**Work item**
Reproduce the entries word for word but drop every picture.

──────

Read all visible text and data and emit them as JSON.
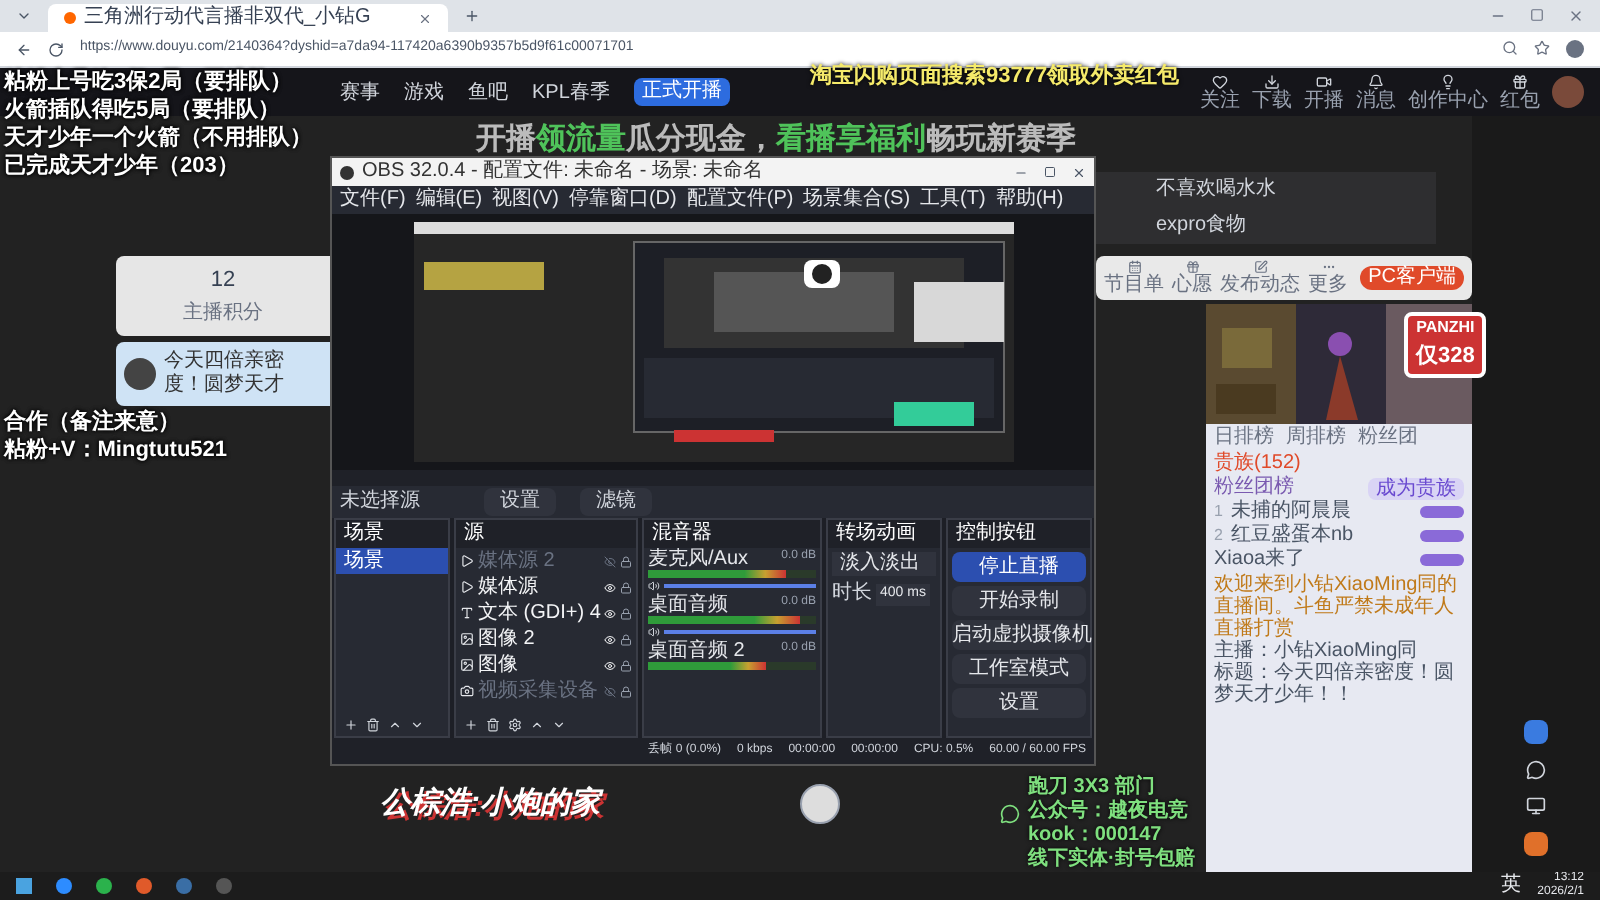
{
  "browser": {
    "tab_title": "三角洲行动代言播非双代_小钻G",
    "url": "https://www.douyu.com/2140364?dyshid=a7da94-117420a6390b9357b5d9f61c00071701"
  },
  "site_nav": {
    "items": [
      "赛事",
      "游戏",
      "鱼吧",
      "KPL春季"
    ],
    "live_button": "正式开播",
    "actions": [
      "关注",
      "下载",
      "开播",
      "消息",
      "创作中心",
      "红包"
    ]
  },
  "overlay": {
    "top_lines": [
      "粘粉上号吃3保2局（要排队）",
      "火箭插队得吃5局（要排队）",
      "天才少年一个火箭（不用排队）",
      "已完成天才少年（203）"
    ],
    "middle_lines": [
      "合作（备注来意）",
      "粘粉+V：Mingtutu521"
    ],
    "banner": [
      {
        "text": "开播",
        "highlight": false
      },
      {
        "text": "领流量",
        "highlight": true
      },
      {
        "text": "瓜分现金，",
        "highlight": false
      },
      {
        "text": "看播享福利",
        "highlight": true
      },
      {
        "text": "畅玩新赛季",
        "highlight": false
      }
    ],
    "promo": "淘宝闪购页面搜索93777领取外卖红包",
    "logo_text": "公棕浩:小炮的家",
    "contact_lines": [
      "跑刀 3X3 部门",
      "公众号：越夜电竞",
      "kook：000147",
      "线下实体·封号包赔"
    ]
  },
  "room_card": {
    "score": "12",
    "score_label": "主播积分",
    "title": "今天四倍亲密度！圆梦天才"
  },
  "dropdown": [
    "不喜欢喝水水",
    "expro食物"
  ],
  "obs": {
    "title": "OBS 32.0.4 - 配置文件: 未命名 - 场景: 未命名",
    "menu": [
      "文件(F)",
      "编辑(E)",
      "视图(V)",
      "停靠窗口(D)",
      "配置文件(P)",
      "场景集合(S)",
      "工具(T)",
      "帮助(H)"
    ],
    "no_source": "未选择源",
    "source_buttons": [
      "设置",
      "滤镜"
    ],
    "docks": [
      "场景",
      "源",
      "混音器",
      "转场动画",
      "控制按钮"
    ],
    "scenes": [
      {
        "name": "场景",
        "selected": true
      }
    ],
    "sources": [
      {
        "name": "媒体源 2",
        "kind": "media",
        "visible": false
      },
      {
        "name": "媒体源",
        "kind": "media",
        "visible": true
      },
      {
        "name": "文本 (GDI+) 4",
        "kind": "text",
        "visible": true
      },
      {
        "name": "图像 2",
        "visible": true
      },
      {
        "name": "图像",
        "visible": true
      },
      {
        "name": "视频采集设备",
        "kind": "camera",
        "visible": false
      }
    ],
    "mixer": [
      {
        "name": "麦克风/Aux",
        "reading": "0.0 dB",
        "meter": {
          "level": 0.82
        },
        "volume": {
          "level": 1
        }
      },
      {
        "name": "桌面音频",
        "reading": "0.0 dB",
        "meter": {
          "level": 0.9
        },
        "volume": {
          "level": 1
        }
      },
      {
        "name": "桌面音频 2",
        "reading": "0.0 dB",
        "meter": {
          "level": 0.7
        }
      }
    ],
    "transition": {
      "type": "淡入淡出",
      "duration_label": "时长",
      "duration": "400 ms"
    },
    "controls": [
      {
        "label": "停止直播",
        "active": true
      },
      {
        "label": "开始录制",
        "active": false
      },
      {
        "label": "启动虚拟摄像机",
        "active": false
      },
      {
        "label": "工作室模式",
        "active": false
      },
      {
        "label": "设置",
        "active": false
      }
    ],
    "status": [
      "丢帧 0 (0.0%)",
      "0 kbps",
      "00:00:00",
      "00:00:00",
      "CPU: 0.5%",
      "60.00 / 60.00 FPS"
    ]
  },
  "room_tools": {
    "items": [
      "节目单",
      "心愿",
      "发布动态",
      "更多"
    ],
    "client_button": "PC客户端"
  },
  "mascot": {
    "name": "PANZHI",
    "price": "仅328"
  },
  "chat": {
    "tabs": [
      {
        "label": "日排榜",
        "selected": false
      },
      {
        "label": "周排榜",
        "selected": false
      },
      {
        "label": "粉丝团",
        "selected": false
      },
      {
        "label": "贵族(152)",
        "selected": true
      }
    ],
    "join": "成为贵族",
    "board_title": "粉丝团榜",
    "rows": [
      {
        "rank": "1",
        "name": "未捕的阿晨晨"
      },
      {
        "rank": "2",
        "name": "红豆盛蛋本nb"
      },
      {
        "rank": "",
        "name": "Xiaoa来了"
      }
    ],
    "notice": "欢迎来到小钻XiaoMing同的直播间。斗鱼严禁未成年人直播打赏",
    "info": [
      "主播：小钻XiaoMing同",
      "标题：今天四倍亲密度！圆梦天才少年！！"
    ]
  },
  "taskbar": {
    "lang": "英",
    "time": "13:12",
    "date": "2026/2/1"
  }
}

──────

**Result**
Read all visible text and data and emit them as JSON.
{
  "browser": {
    "tab_title": "三角洲行动代言播非双代_小钻G",
    "url": "https://www.douyu.com/2140364?dyshid=a7da94-117420a6390b9357b5d9f61c00071701"
  },
  "site_nav": {
    "items": [
      "赛事",
      "游戏",
      "鱼吧",
      "KPL春季"
    ],
    "live_button": "正式开播",
    "actions": [
      "关注",
      "下载",
      "开播",
      "消息",
      "创作中心",
      "红包"
    ]
  },
  "overlay": {
    "top_lines": [
      "粘粉上号吃3保2局（要排队）",
      "火箭插队得吃5局（要排队）",
      "天才少年一个火箭（不用排队）",
      "已完成天才少年（203）"
    ],
    "middle_lines": [
      "合作（备注来意）",
      "粘粉+V：Mingtutu521"
    ],
    "banner": [
      {
        "text": "开播",
        "highlight": false
      },
      {
        "text": "领流量",
        "highlight": true
      },
      {
        "text": "瓜分现金，",
        "highlight": false
      },
      {
        "text": "看播享福利",
        "highlight": true
      },
      {
        "text": "畅玩新赛季",
        "highlight": false
      }
    ],
    "promo": "淘宝闪购页面搜索93777领取外卖红包",
    "logo_text": "公棕浩:小炮的家",
    "contact_lines": [
      "跑刀 3X3 部门",
      "公众号：越夜电竞",
      "kook：000147",
      "线下实体·封号包赔"
    ]
  },
  "room_card": {
    "score": "12",
    "score_label": "主播积分",
    "title": "今天四倍亲密度！圆梦天才"
  },
  "dropdown": [
    "不喜欢喝水水",
    "expro食物"
  ],
  "obs": {
    "title": "OBS 32.0.4 - 配置文件: 未命名 - 场景: 未命名",
    "menu": [
      "文件(F)",
      "编辑(E)",
      "视图(V)",
      "停靠窗口(D)",
      "配置文件(P)",
      "场景集合(S)",
      "工具(T)",
      "帮助(H)"
    ],
    "no_source": "未选择源",
    "source_buttons": [
      "设置",
      "滤镜"
    ],
    "docks": [
      "场景",
      "源",
      "混音器",
      "转场动画",
      "控制按钮"
    ],
    "scenes": [
      {
        "name": "场景",
        "selected": true
      }
    ],
    "sources": [
      {
        "name": "媒体源 2",
        "kind": "media",
        "visible": false
      },
      {
        "name": "媒体源",
        "kind": "media",
        "visible": true
      },
      {
        "name": "文本 (GDI+) 4",
        "kind": "text",
        "visible": true
      },
      {
        "name": "图像 2",
        "visible": true
      },
      {
        "name": "图像",
        "visible": true
      },
      {
        "name": "视频采集设备",
        "kind": "camera",
        "visible": false
      }
    ],
    "mixer": [
      {
        "name": "麦克风/Aux",
        "reading": "0.0 dB",
        "meter": {
          "level": 0.82
        },
        "volume": {
          "level": 1
        }
      },
      {
        "name": "桌面音频",
        "reading": "0.0 dB",
        "meter": {
          "level": 0.9
        },
        "volume": {
          "level": 1
        }
      },
      {
        "name": "桌面音频 2",
        "reading": "0.0 dB",
        "meter": {
          "level": 0.7
        }
      }
    ],
    "transition": {
      "type": "淡入淡出",
      "duration_label": "时长",
      "duration": "400 ms"
    },
    "controls": [
      {
        "label": "停止直播",
        "active": true
      },
      {
        "label": "开始录制",
        "active": false
      },
      {
        "label": "启动虚拟摄像机",
        "active": false
      },
      {
        "label": "工作室模式",
        "active": false
      },
      {
        "label": "设置",
        "active": false
      }
    ],
    "status": [
      "丢帧 0 (0.0%)",
      "0 kbps",
      "00:00:00",
      "00:00:00",
      "CPU: 0.5%",
      "60.00 / 60.00 FPS"
    ]
  },
  "room_tools": {
    "items": [
      "节目单",
      "心愿",
      "发布动态",
      "更多"
    ],
    "client_button": "PC客户端"
  },
  "mascot": {
    "name": "PANZHI",
    "price": "仅328"
  },
  "chat": {
    "tabs": [
      {
        "label": "日排榜",
        "selected": false
      },
      {
        "label": "周排榜",
        "selected": false
      },
      {
        "label": "粉丝团",
        "selected": false
      },
      {
        "label": "贵族(152)",
        "selected": true
      }
    ],
    "join": "成为贵族",
    "board_title": "粉丝团榜",
    "rows": [
      {
        "rank": "1",
        "name": "未捕的阿晨晨"
      },
      {
        "rank": "2",
        "name": "红豆盛蛋本nb"
      },
      {
        "rank": "",
        "name": "Xiaoa来了"
      }
    ],
    "notice": "欢迎来到小钻XiaoMing同的直播间。斗鱼严禁未成年人直播打赏",
    "info": [
      "主播：小钻XiaoMing同",
      "标题：今天四倍亲密度！圆梦天才少年！！"
    ]
  },
  "taskbar": {
    "lang": "英",
    "time": "13:12",
    "date": "2026/2/1"
  }
}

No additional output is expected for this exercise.